+++ Data supplied +++
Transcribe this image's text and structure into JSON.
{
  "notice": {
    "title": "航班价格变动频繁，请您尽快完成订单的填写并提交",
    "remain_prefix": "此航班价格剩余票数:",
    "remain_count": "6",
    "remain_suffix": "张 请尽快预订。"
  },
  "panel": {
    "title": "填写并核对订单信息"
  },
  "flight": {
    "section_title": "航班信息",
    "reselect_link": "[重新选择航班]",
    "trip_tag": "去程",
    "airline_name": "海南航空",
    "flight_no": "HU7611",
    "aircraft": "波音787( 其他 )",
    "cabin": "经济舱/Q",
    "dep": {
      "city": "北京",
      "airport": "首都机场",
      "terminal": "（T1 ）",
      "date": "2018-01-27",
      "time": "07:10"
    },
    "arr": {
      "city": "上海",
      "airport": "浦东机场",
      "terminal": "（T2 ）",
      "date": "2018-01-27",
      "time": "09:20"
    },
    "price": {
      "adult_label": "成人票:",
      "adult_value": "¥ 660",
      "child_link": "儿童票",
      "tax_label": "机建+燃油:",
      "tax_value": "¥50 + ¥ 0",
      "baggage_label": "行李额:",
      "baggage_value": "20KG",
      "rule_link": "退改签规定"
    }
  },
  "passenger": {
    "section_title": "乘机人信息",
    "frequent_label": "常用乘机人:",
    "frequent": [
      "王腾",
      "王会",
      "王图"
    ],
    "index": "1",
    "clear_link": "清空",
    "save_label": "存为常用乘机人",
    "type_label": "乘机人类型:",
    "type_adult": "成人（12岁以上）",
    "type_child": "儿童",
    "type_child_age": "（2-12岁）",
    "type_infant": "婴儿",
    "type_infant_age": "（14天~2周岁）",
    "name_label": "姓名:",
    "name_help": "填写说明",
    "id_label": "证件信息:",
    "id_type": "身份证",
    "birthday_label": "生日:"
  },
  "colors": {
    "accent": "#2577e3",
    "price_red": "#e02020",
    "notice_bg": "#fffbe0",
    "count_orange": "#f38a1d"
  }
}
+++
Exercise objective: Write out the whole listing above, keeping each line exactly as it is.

Result of this task:
Transcribe this image's text and structure into JSON.
{
  "notice": {
    "title": "航班价格变动频繁，请您尽快完成订单的填写并提交",
    "remain_prefix": "此航班价格剩余票数:",
    "remain_count": "6",
    "remain_suffix": "张 请尽快预订。"
  },
  "panel": {
    "title": "填写并核对订单信息"
  },
  "flight": {
    "section_title": "航班信息",
    "reselect_link": "[重新选择航班]",
    "trip_tag": "去程",
    "airline_name": "海南航空",
    "flight_no": "HU7611",
    "aircraft": "波音787( 其他 )",
    "cabin": "经济舱/Q",
    "dep": {
      "city": "北京",
      "airport": "首都机场",
      "terminal": "（T1 ）",
      "date": "2018-01-27",
      "time": "07:10"
    },
    "arr": {
      "city": "上海",
      "airport": "浦东机场",
      "terminal": "（T2 ）",
      "date": "2018-01-27",
      "time": "09:20"
    },
    "price": {
      "adult_label": "成人票:",
      "adult_value": "¥ 660",
      "child_link": "儿童票",
      "tax_label": "机建+燃油:",
      "tax_value": "¥50 + ¥ 0",
      "baggage_label": "行李额:",
      "baggage_value": "20KG",
      "rule_link": "退改签规定"
    }
  },
  "passenger": {
    "section_title": "乘机人信息",
    "frequent_label": "常用乘机人:",
    "frequent": [
      "王腾",
      "王会",
      "王图"
    ],
    "index": "1",
    "clear_link": "清空",
    "save_label": "存为常用乘机人",
    "type_label": "乘机人类型:",
    "type_adult": "成人（12岁以上）",
    "type_child": "儿童",
    "type_child_age": "（2-12岁）",
    "type_infant": "婴儿",
    "type_infant_age": "（14天~2周岁）",
    "name_label": "姓名:",
    "name_help": "填写说明",
    "id_label": "证件信息:",
    "id_type": "身份证",
    "birthday_label": "生日:"
  },
  "colors": {
    "accent": "#2577e3",
    "price_red": "#e02020",
    "notice_bg": "#fffbe0",
    "count_orange": "#f38a1d"
  }
}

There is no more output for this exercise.